This book does not offer easy answers as to the way that home life and work life, career and creativity, soul life and seniority, can be brought together. What it does do is chart a veritable San Andreas Fault in the modern American psyche: the personality’s wish to have power over experience, to control all events and consequences, and the soul’s wish to have power through experience, no matter what that may be. It offers the poet’s perspective on the way men and women throughout history have lived triumphantly or tragically through both their daily work and their life’s work. For the personality, bankruptcy or failure may be a disaster, for the soul it may be grist for its strangely joyful mill and a condition it has been secretly engineering for years.
I use poetry to chart this difficult fault line in the human psyche not because the fault line is vague and woolly, but because, like human nature, it is dramatic and multidimensional, yet strangely precise.
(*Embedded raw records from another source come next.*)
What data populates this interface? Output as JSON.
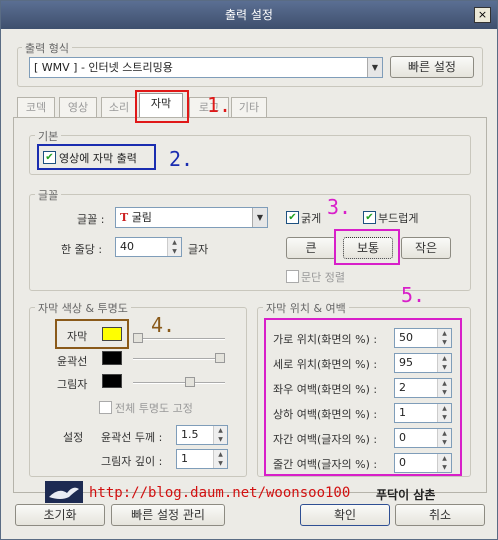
{
  "window": {
    "title": "출력 설정",
    "close": "×"
  },
  "format": {
    "group_title": "출력 형식",
    "selected": "[ WMV ] - 인터넷 스트리밍용",
    "quick_settings": "빠른 설정"
  },
  "tabs": [
    "코덱",
    "영상",
    "소리",
    "자막",
    "로고",
    "기타"
  ],
  "basic": {
    "group_title": "기본",
    "show_subtitle": "영상에 자막 출력"
  },
  "font": {
    "group_title": "글꼴",
    "font_label": "글꼴 :",
    "font_value": "굴림",
    "chars_label": "한 줄당 :",
    "chars_value": "40",
    "chars_unit": "글자",
    "bold": "굵게",
    "smooth": "부드럽게",
    "size_large": "큰",
    "size_normal": "보통",
    "size_small": "작은",
    "align": "문단 정렬"
  },
  "color": {
    "group_title": "자막 색상 & 투명도",
    "subtitle": "자막",
    "outline": "윤곽선",
    "shadow": "그림자",
    "all_opacity": "전체 투명도 고정",
    "settings": "설정",
    "outline_thickness": "윤곽선 두께 :",
    "outline_thickness_value": "1.5",
    "shadow_depth": "그림자 깊이 :",
    "shadow_depth_value": "1",
    "subtitle_color": "#ffff00",
    "outline_color": "#000000",
    "shadow_color": "#000000"
  },
  "position": {
    "group_title": "자막 위치 & 여백",
    "rows": [
      {
        "label": "가로 위치(화면의 %) :",
        "value": "50"
      },
      {
        "label": "세로 위치(화면의 %) :",
        "value": "95"
      },
      {
        "label": "좌우 여백(화면의 %) :",
        "value": "2"
      },
      {
        "label": "상하 여백(화면의 %) :",
        "value": "1"
      },
      {
        "label": "자간 여백(글자의 %) :",
        "value": "0"
      },
      {
        "label": "줄간 여백(글자의 %) :",
        "value": "0"
      }
    ]
  },
  "watermark": {
    "url": "http://blog.daum.net/woonsoo100",
    "name": "푸닥이 삼촌"
  },
  "footer": {
    "reset": "초기화",
    "manage": "빠른 설정 관리",
    "ok": "확인",
    "cancel": "취소"
  },
  "annotations": [
    "1.",
    "2.",
    "3.",
    "4.",
    "5."
  ]
}
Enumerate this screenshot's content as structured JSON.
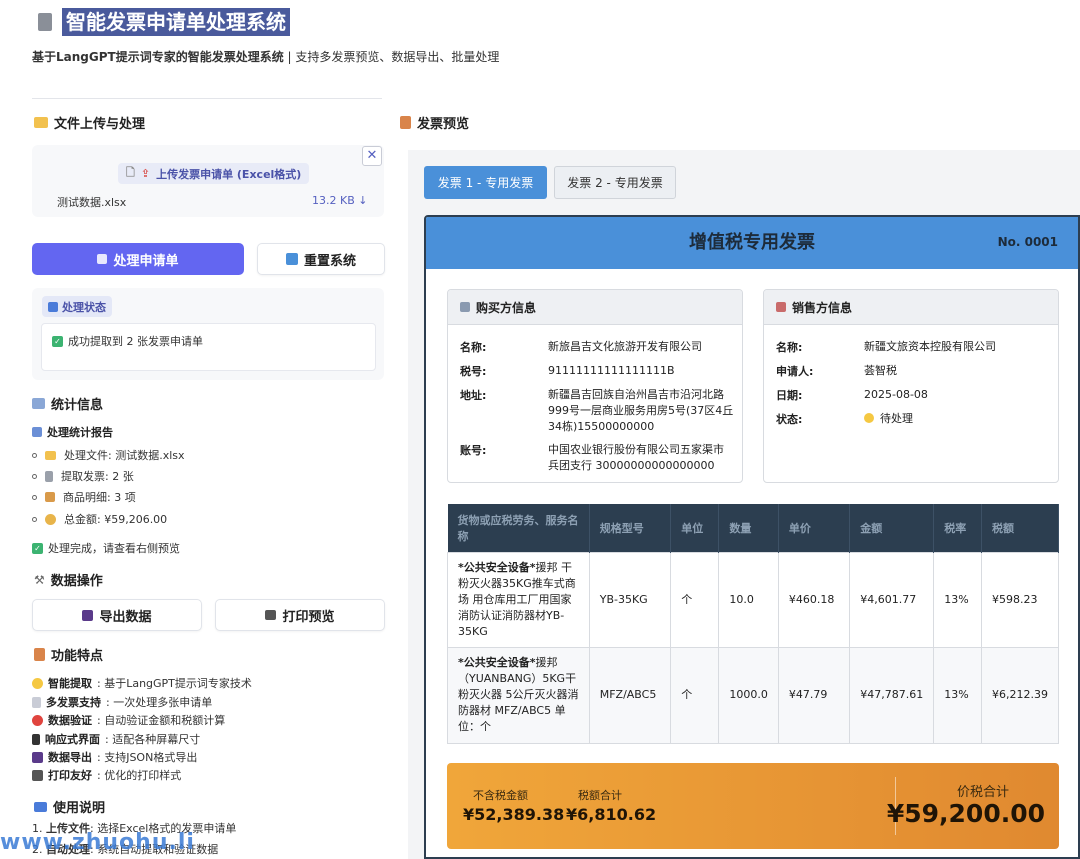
{
  "app": {
    "title": "智能发票申请单处理系统",
    "subtitle_bold": "基于LangGPT提示词专家的智能发票处理系统",
    "subtitle_rest": " | 支持多发票预览、数据导出、批量处理"
  },
  "left": {
    "upload_section_title": "文件上传与处理",
    "upload_button_label": "上传发票申请单 (Excel格式)",
    "close_label": "✕",
    "file_name": "测试数据.xlsx",
    "file_size": "13.2 KB ↓",
    "process_button": "处理申请单",
    "reset_button": "重置系统",
    "status_tag": "处理状态",
    "status_message": "成功提取到 2 张发票申请单",
    "stats_title": "统计信息",
    "report_title": "处理统计报告",
    "stats_items": [
      "处理文件: 测试数据.xlsx",
      "提取发票: 2 张",
      "商品明细: 3 项",
      "总金额: ¥59,206.00"
    ],
    "done_message": "处理完成，请查看右侧预览",
    "data_ops_title": "数据操作",
    "export_button": "导出数据",
    "print_button": "打印预览",
    "features_title": "功能特点",
    "features": [
      {
        "name": "智能提取",
        "desc": ": 基于LangGPT提示词专家技术"
      },
      {
        "name": "多发票支持",
        "desc": ": 一次处理多张申请单"
      },
      {
        "name": "数据验证",
        "desc": ": 自动验证金额和税额计算"
      },
      {
        "name": "响应式界面",
        "desc": ": 适配各种屏幕尺寸"
      },
      {
        "name": "数据导出",
        "desc": ": 支持JSON格式导出"
      },
      {
        "name": "打印友好",
        "desc": ": 优化的打印样式"
      }
    ],
    "usage_title": "使用说明",
    "usage_items": [
      {
        "num": "1. ",
        "name": "上传文件",
        "desc": ": 选择Excel格式的发票申请单"
      },
      {
        "num": "2. ",
        "name": "自动处理",
        "desc": ": 系统自动提取和验证数据"
      }
    ],
    "watermark": "www.zhuohu.li"
  },
  "right": {
    "preview_title": "发票预览",
    "tabs": [
      "发票 1 - 专用发票",
      "发票 2 - 专用发票"
    ],
    "invoice": {
      "title": "增值税专用发票",
      "number": "No. 0001",
      "buyer": {
        "title": "购买方信息",
        "name_k": "名称:",
        "name_v": "新旅昌吉文化旅游开发有限公司",
        "tax_k": "税号:",
        "tax_v": "91111111111111111B",
        "addr_k": "地址:",
        "addr_v": "新疆昌吉回族自治州昌吉市沿河北路999号一层商业服务用房5号(37区4丘34栋)15500000000",
        "acct_k": "账号:",
        "acct_v": "中国农业银行股份有限公司五家渠市兵团支行 30000000000000000"
      },
      "seller": {
        "title": "销售方信息",
        "name_k": "名称:",
        "name_v": "新疆文旅资本控股有限公司",
        "applicant_k": "申请人:",
        "applicant_v": "荟智税",
        "date_k": "日期:",
        "date_v": "2025-08-08",
        "status_k": "状态:",
        "status_v": "待处理"
      },
      "columns": [
        "货物或应税劳务、服务名称",
        "规格型号",
        "单位",
        "数量",
        "单价",
        "金额",
        "税率",
        "税额"
      ],
      "rows": [
        {
          "name_bold": "*公共安全设备*",
          "name_rest": "援邦 干粉灭火器35KG推车式商场 用仓库用工厂用国家消防认证消防器材YB-35KG",
          "spec": "YB-35KG",
          "unit": "个",
          "qty": "10.0",
          "price": "¥460.18",
          "amount": "¥4,601.77",
          "rate": "13%",
          "tax": "¥598.23"
        },
        {
          "name_bold": "*公共安全设备*",
          "name_rest": "援邦（YUANBANG）5KG干粉灭火器 5公斤灭火器消防器材 MFZ/ABC5 单位：个",
          "spec": "MFZ/ABC5",
          "unit": "个",
          "qty": "1000.0",
          "price": "¥47.79",
          "amount": "¥47,787.61",
          "rate": "13%",
          "tax": "¥6,212.39"
        }
      ],
      "totals": {
        "pretax_label": "不含税金额",
        "pretax": "¥52,389.38",
        "tax_label": "税额合计",
        "tax": "¥6,810.62",
        "total_label": "价税合计",
        "total": "¥59,200.00"
      }
    }
  },
  "colors": {
    "primary": "#6366f1",
    "header_blue": "#4a90d9",
    "table_dark": "#2c3e50",
    "total_orange": "#e89a35"
  }
}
No language matches good poetry in its precision about the human drama. “My heart rouses,” says William Carlos Williams (generously giving me, by way of Dana Gioia’s article, the title of this book) “thinking to bring you news of something that concerns you and concerns many men.”
I have a new favorite nom….
Agavero Tequila Liqueur is bottled at Los Camachines Distillery in Jalisco, Mexico where the Blue Agave plant is grown. This officially designated region includes the state of Jalisco, parts of adjoining states and the town of Tequila for which the spirit is named.
The master distiller begins the process by hand blending his own select 100% Blue Agave Reposado and Anejo Tequilas that have been separately aged in specially charred, white oak casks. The Reposado Tequila is aged for nearly a year and the Anejo Tequila no less than two years. The Tequila blend is then hand blended with Agavero’s secret ingredient, the essence of Damiana Flower, a flower indigenous to the hot mountains of Jalisco. Throughout history, Damiana has also been rumored to stir up the emotions of individuals. Agavero’s unique and wonderful combination offers a scintillating aroma for the nose transcended only by the rich and flavorful character for the palate.
Learn more about Agavero and get other tasty recipes for
this one-of-a-kind, smooth tasting tequila at the new web site: